Guest Blog by Jordan Berg-Powers, Outreach Coordinator, Free Press
As a high school kid, I fell in love with the Internet. It was a place where I could go home after school and chat with five friends on IM, share hip hop songs from the local Philly scene, and even learn about love and relationships.
As I grew up, the Internet helped me develop my political voice.
As the Iraq war was impending and my mother — then an officer in the Air Force — was being deployed to an undisclosed location, the Internet became a place where I could share my concerns, feel supported. With a few people I met online, we started the organization Military Families Speak Out (MFSO), created a Web site and began sharing our views about the war. Even though it wasn’t always popular, our right to share our personal experiences and opinions was protected on the Internet by something called Net Neutrality.
Net Neutrality may sound like wonky gobbledygook, but really, it’s central to all of our personal lives. I know when I first heard about it, my instinct was to just ignore it. It seems like something some IT guy should deal with. I bypassed the Save the Internet YouTube video for weeks before I decided to click on it. When I did, I realized that Net Neutrality was exactly what had made it possible for me to speak out at a critical time in my life.

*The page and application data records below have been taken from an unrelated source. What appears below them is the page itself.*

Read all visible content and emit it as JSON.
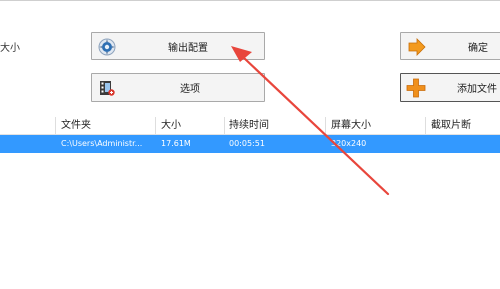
{
  "left_label": "大小",
  "buttons": {
    "output_config": "输出配置",
    "options": "选项",
    "confirm": "确定",
    "add_file": "添加文件"
  },
  "table": {
    "headers": [
      "文件夹",
      "大小",
      "持续时间",
      "屏幕大小",
      "截取片断"
    ],
    "rows": [
      {
        "folder": "C:\\Users\\Administr...",
        "size": "17.61M",
        "duration": "00:05:51",
        "screen": "320x240",
        "clip": ""
      }
    ]
  },
  "colors": {
    "selection": "#3399ff",
    "annotation_arrow": "#e8463c",
    "confirm_icon": "#f39a1e",
    "add_icon": "#f0901c"
  },
  "icons": {
    "output_config": "settings-disc-icon",
    "options": "film-options-icon",
    "confirm": "arrow-right-icon",
    "add_file": "plus-icon"
  }
}
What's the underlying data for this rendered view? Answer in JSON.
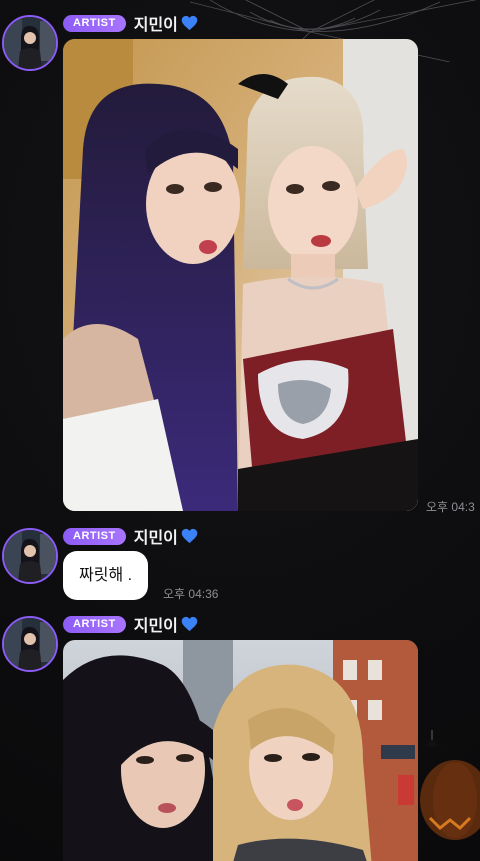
{
  "messages": [
    {
      "badge": "ARTIST",
      "sender": "지민이",
      "type": "photo",
      "timestamp": "오후 04:3"
    },
    {
      "badge": "ARTIST",
      "sender": "지민이",
      "type": "text",
      "text": "짜릿해 .",
      "timestamp": "오후 04:36"
    },
    {
      "badge": "ARTIST",
      "sender": "지민이",
      "type": "photo"
    }
  ],
  "colors": {
    "badge": "#8d5cf6",
    "avatar_ring": "#8b5cf6",
    "heart": "#3b82f6",
    "background": "#0b0b0c",
    "bubble": "#ffffff"
  },
  "icons": {
    "heart": "blue-heart-icon",
    "decoration_top": "spider-web-icon",
    "decoration_bottom": "pumpkin-spider-icon"
  }
}
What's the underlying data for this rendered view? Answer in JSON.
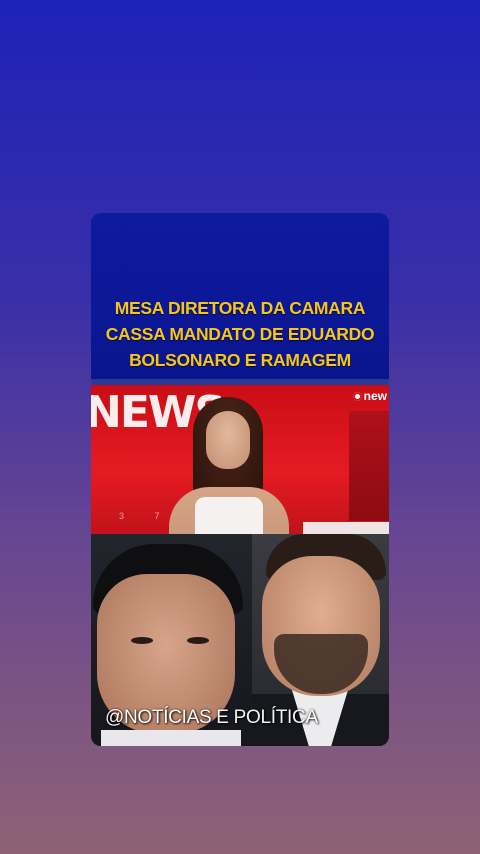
{
  "post": {
    "headline_lines": [
      "MESA DIRETORA DA CAMARA",
      "CASSA MANDATO DE EDUARDO",
      "BOLSONARO E RAMAGEM"
    ],
    "news_word": "NEWS",
    "channel_logo": "new",
    "desk_numbers": "3 7 8",
    "watermark": "@NOTÍCIAS E POLÍTICA"
  },
  "colors": {
    "headline_text": "#f5c518",
    "headline_bg": "#0e1aa0",
    "news_red": "#e51b22",
    "background_top": "#1d22b8",
    "background_bottom": "#8e6274"
  },
  "icons": {
    "channel_logo_icon": "globo-circle-icon"
  }
}
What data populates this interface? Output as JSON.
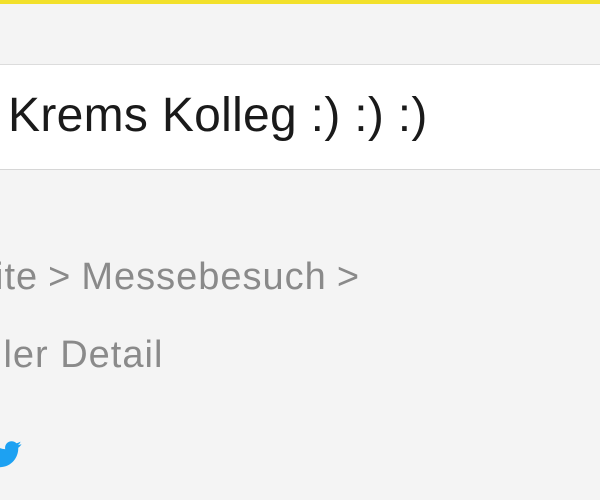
{
  "title": "Krems Kolleg :) :) :)",
  "breadcrumb": {
    "items": [
      "ite",
      "Messebesuch",
      "ller Detail"
    ],
    "separator": ">"
  },
  "social": {
    "icon": "twitter-icon",
    "color": "#1da1f2"
  },
  "colors": {
    "accent": "#f2e02a",
    "background": "#f4f4f4",
    "breadcrumb_text": "#8a8a8a"
  }
}
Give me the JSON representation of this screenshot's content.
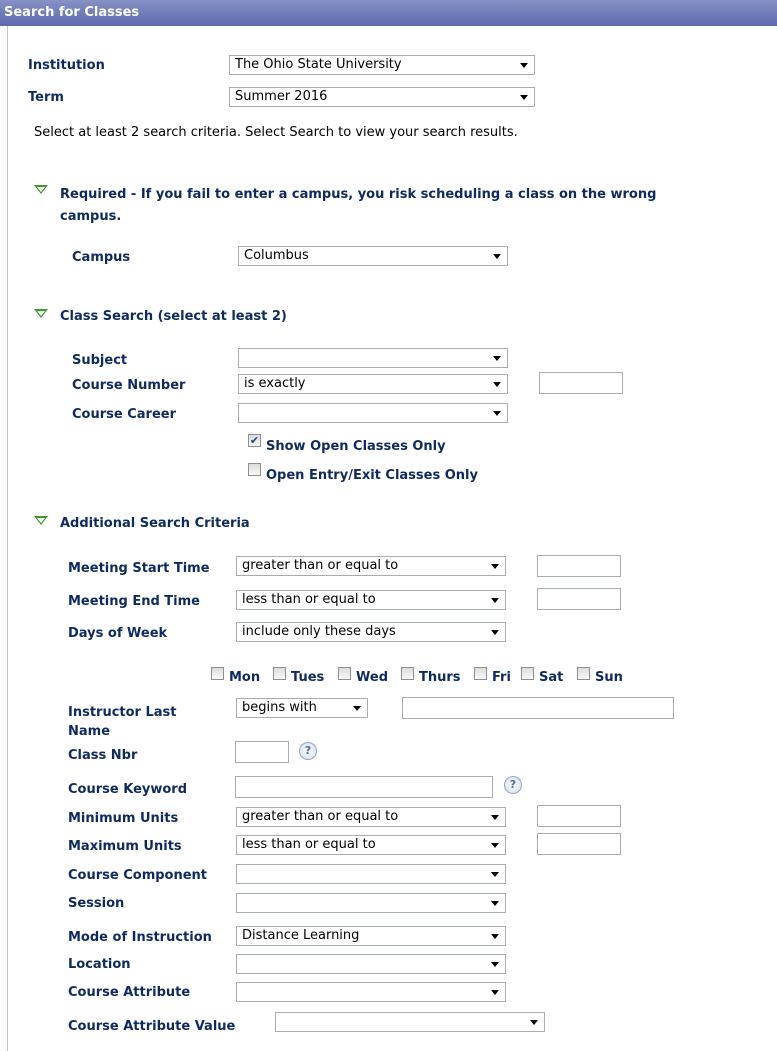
{
  "header": {
    "title": "Search for Classes"
  },
  "institution": {
    "label": "Institution",
    "value": "The Ohio State University"
  },
  "term": {
    "label": "Term",
    "value": "Summer 2016"
  },
  "instructions": "Select at least 2 search criteria. Select Search to view your search results.",
  "required_section": {
    "title_line1": "Required - If you fail to enter a campus, you risk scheduling a class on the wrong",
    "title_line2": "campus.",
    "campus_label": "Campus",
    "campus_value": "Columbus"
  },
  "class_search": {
    "title": "Class Search (select at least 2)",
    "subject_label": "Subject",
    "subject_value": "",
    "course_number_label": "Course Number",
    "course_number_op": "is exactly",
    "course_number_value": "",
    "course_career_label": "Course Career",
    "course_career_value": "",
    "show_open_label": "Show Open Classes Only",
    "show_open_checked": true,
    "open_entry_label": "Open Entry/Exit Classes Only",
    "open_entry_checked": false
  },
  "additional": {
    "title": "Additional Search Criteria",
    "meeting_start_label": "Meeting Start Time",
    "meeting_start_op": "greater than or equal to",
    "meeting_end_label": "Meeting End Time",
    "meeting_end_op": "less than or equal to",
    "days_label": "Days of Week",
    "days_op": "include only these days",
    "days": {
      "mon": "Mon",
      "tues": "Tues",
      "wed": "Wed",
      "thurs": "Thurs",
      "fri": "Fri",
      "sat": "Sat",
      "sun": "Sun"
    },
    "instructor_label_line1": "Instructor Last",
    "instructor_label_line2": "Name",
    "instructor_op": "begins with",
    "class_nbr_label": "Class Nbr",
    "course_keyword_label": "Course Keyword",
    "min_units_label": "Minimum Units",
    "min_units_op": "greater than or equal to",
    "max_units_label": "Maximum Units",
    "max_units_op": "less than or equal to",
    "course_component_label": "Course Component",
    "course_component_value": "",
    "session_label": "Session",
    "session_value": "",
    "mode_label": "Mode of Instruction",
    "mode_value": "Distance Learning",
    "location_label": "Location",
    "location_value": "",
    "course_attribute_label": "Course Attribute",
    "course_attribute_value": "",
    "course_attribute_value_label": "Course Attribute Value",
    "course_attribute_value_value": "",
    "help_glyph": "?"
  }
}
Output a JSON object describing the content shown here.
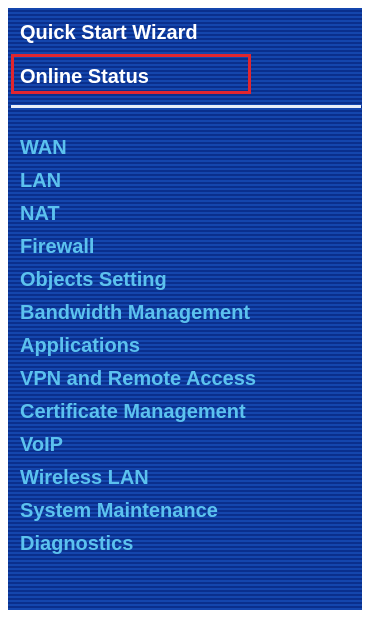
{
  "top_links": {
    "quick_start": "Quick Start Wizard",
    "online_status": "Online Status"
  },
  "menu": {
    "items": [
      {
        "label": "WAN"
      },
      {
        "label": "LAN"
      },
      {
        "label": "NAT"
      },
      {
        "label": "Firewall"
      },
      {
        "label": "Objects Setting"
      },
      {
        "label": "Bandwidth Management"
      },
      {
        "label": "Applications"
      },
      {
        "label": "VPN and Remote Access"
      },
      {
        "label": "Certificate Management"
      },
      {
        "label": "VoIP"
      },
      {
        "label": "Wireless LAN"
      },
      {
        "label": "System Maintenance"
      },
      {
        "label": "Diagnostics"
      }
    ]
  },
  "colors": {
    "background": "#0d3a9c",
    "top_link_text": "#ffffff",
    "menu_text": "#5cc2ee",
    "highlight_border": "#e0262f",
    "divider": "#e9eef8"
  }
}
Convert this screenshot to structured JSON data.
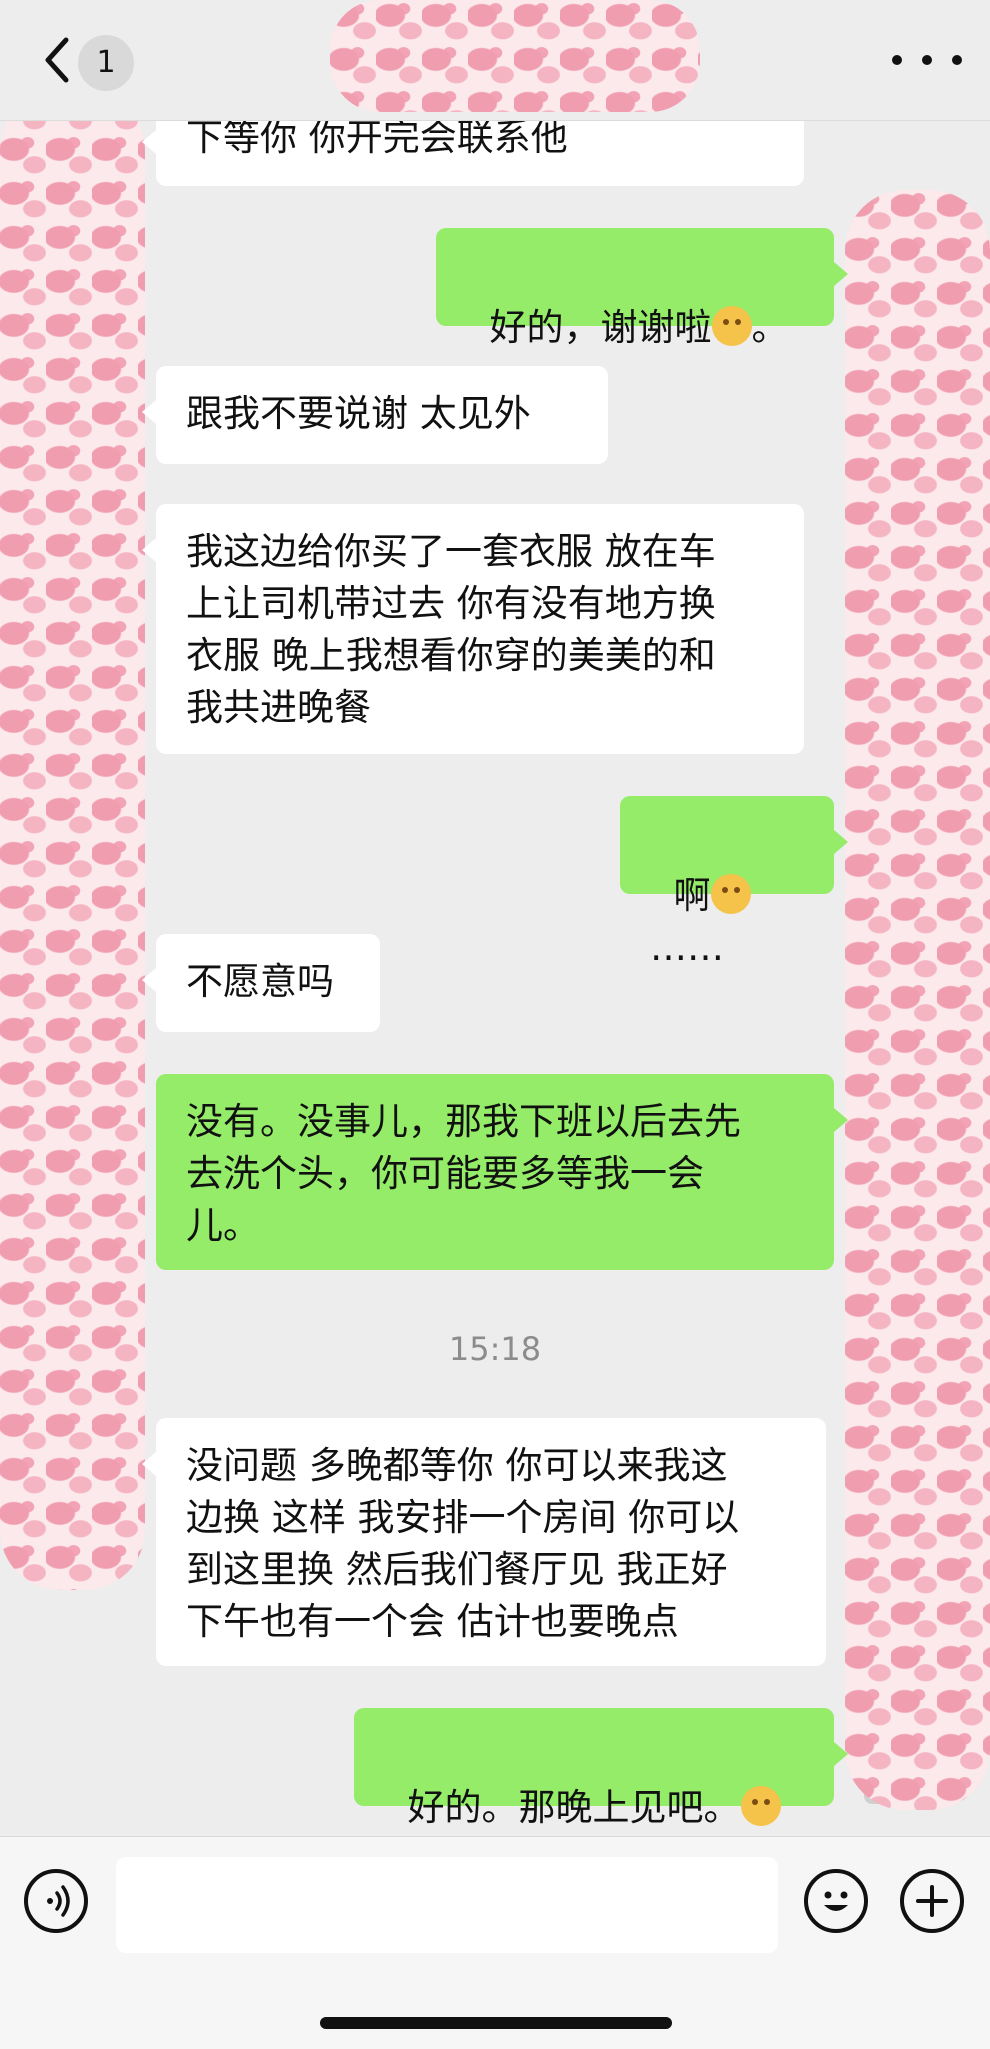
{
  "header": {
    "unread_count": "1"
  },
  "messages": [
    {
      "side": "incoming",
      "text": "下等你 你开完会联系他"
    },
    {
      "side": "outgoing",
      "text": "好的，谢谢啦",
      "emoji": "smile-emoji",
      "after": "。"
    },
    {
      "side": "incoming",
      "text": "跟我不要说谢 太见外"
    },
    {
      "side": "incoming",
      "text": "我这边给你买了一套衣服 放在车\n上让司机带过去 你有没有地方换\n衣服 晚上我想看你穿的美美的和\n我共进晚餐"
    },
    {
      "side": "outgoing",
      "text": "啊",
      "emoji": "shy-emoji",
      "after": "……"
    },
    {
      "side": "incoming",
      "text": "不愿意吗"
    },
    {
      "side": "outgoing",
      "text": "没有。没事儿，那我下班以后去先\n去洗个头，你可能要多等我一会\n儿。"
    },
    {
      "side": "incoming",
      "text": "没问题 多晚都等你 你可以来我这\n边换 这样 我安排一个房间 你可以\n到这里换 然后我们餐厅见 我正好\n下午也有一个会 估计也要晚点"
    },
    {
      "side": "outgoing",
      "text": "好的。那晚上见吧。",
      "emoji": "smile-emoji",
      "after": ""
    }
  ],
  "timestamp": "15:18",
  "input": {
    "value": ""
  },
  "colors": {
    "background": "#ededed",
    "outgoing_bubble": "#95ec69",
    "incoming_bubble": "#ffffff"
  }
}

The First Amendment of the Internet
See, our speech is protected on the Internet by Net Neutrality. Net Neutrality is like the First Amendment for the Internet — it gives us the right to say and do what we want without permission from the government or corporations. Net Neutrality prohibits phone and cable companies from prioritizing some Web sites over others. That’s why we need our elected officials to take a stand and protect this critical right.
Verizon, Comcast, AT&T and all the other large phone and cable companies are spending millions of dollars to make Net Neutrality sound like a needless obstacle. They tell us that the government is going to create unnecessary new laws that will cost our communities and slash services that we need. In reality, Net Neutrality is essential to protecting our voices.
For me, the Internet started as place for a young teen to hang out with friends and learn about life, and it evolved into a place for the highest form of political speech. Now it’s a place where I can read and listen to divergent points of view, write passionately about reforming the prison industrial complex, or organize for progressive change.
As a man of color, I am acutely aware that my voice is not always a popular one. My views — and even how I share them — can be jarring and seem out of place to a society that often communicates differently than me, and may not agree with what I have to say.
Net Neutrality and Universal Access
It is important that we work both to expand access to the Internet and protect our voices online. The same phone and cable companies that helped create the digital divide by ignoring our communities when offering broadband services to some and not others should not now be trusted to act in “our best interest.”
They’d like us to believe that we have to trade away our right to freedom of speech for access to the same broadband services offered in more affluent communities.
But as our foremothers and forefathers warned us, we cannot trade away access for second-class citizenship. Imagine you have access to the Internet, but what you can say and where you go is limited to Comcast’s whims. Is that the Internet you want? Imagine you have access to the Internet, but you can’t pull up your friend’s site because it was deemed “too controversial” for AT&T’s customers. Is that the Internet you want?
We need to make sure these corporations provide needed services to underserved and marginalized communities. And we need to protect our freedom of speech. It’s a false choice to claim we should have to pick one or the other.
But AT&T, Verizon and others are lining up support on their side, spending millions of dollars to make it seem like they have our interests in mind, even setting up front organizations to lie to our faces — but don’t let them get away with it!
We need you now more than ever to speak loudly that we want both Net Neutrality and universal access — and that it is possible to achieve both.